### INSTRUCTIONS TO FOLLOW
Look through the records below for lines containing the string "optional", and report how many there are, nothing else.

### PROVIDED DATA
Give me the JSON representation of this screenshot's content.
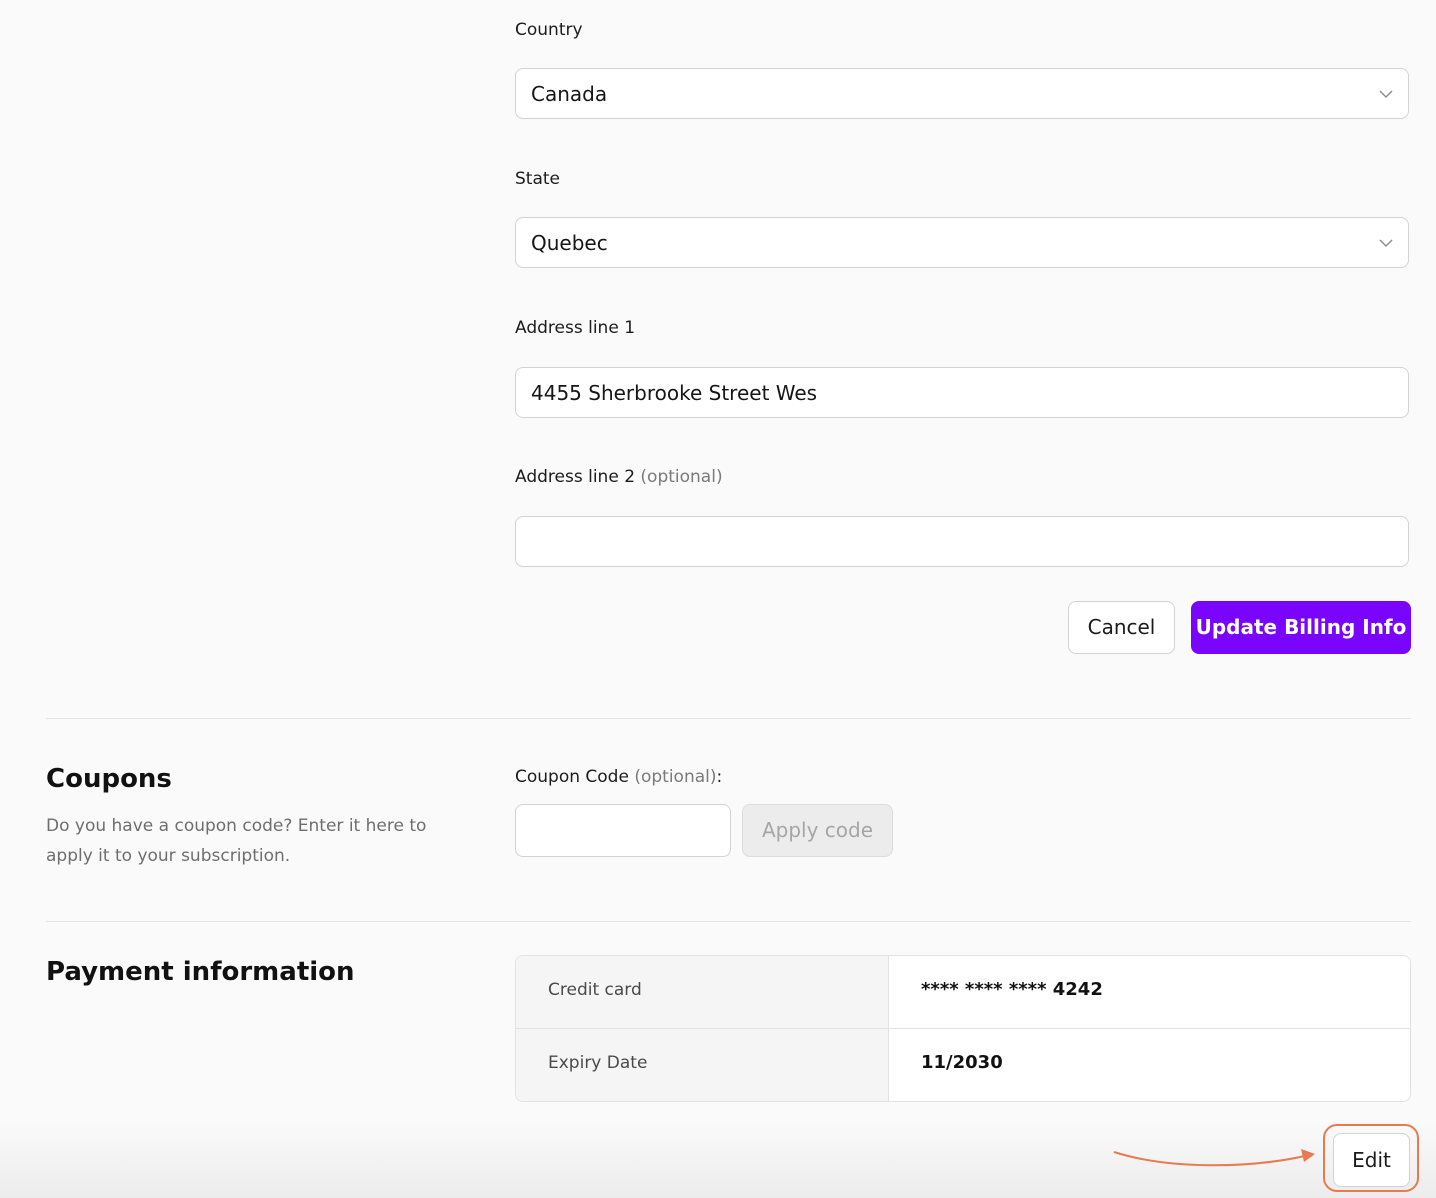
{
  "billing": {
    "country": {
      "label": "Country",
      "value": "Canada"
    },
    "state": {
      "label": "State",
      "value": "Quebec"
    },
    "address1": {
      "label": "Address line 1",
      "value": "4455 Sherbrooke Street Wes"
    },
    "address2": {
      "label": "Address line 2",
      "optional": "(optional)",
      "value": ""
    },
    "cancel_label": "Cancel",
    "update_label": "Update Billing Info"
  },
  "coupons": {
    "title": "Coupons",
    "description": "Do you have a coupon code? Enter it here to apply it to your subscription.",
    "label": "Coupon Code",
    "optional": "(optional)",
    "colon": ":",
    "input_value": "",
    "apply_label": "Apply code"
  },
  "payment": {
    "title": "Payment information",
    "rows": [
      {
        "key": "Credit card",
        "value": "**** **** **** 4242"
      },
      {
        "key": "Expiry Date",
        "value": "11/2030"
      }
    ],
    "edit_label": "Edit"
  },
  "colors": {
    "primary": "#7a05ff",
    "highlight": "#e87a4f"
  },
  "icons": {
    "select_chevron": "chevron-down-icon",
    "annotation_arrow": "arrow-icon"
  }
}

### EXERCISE SOLUTION
2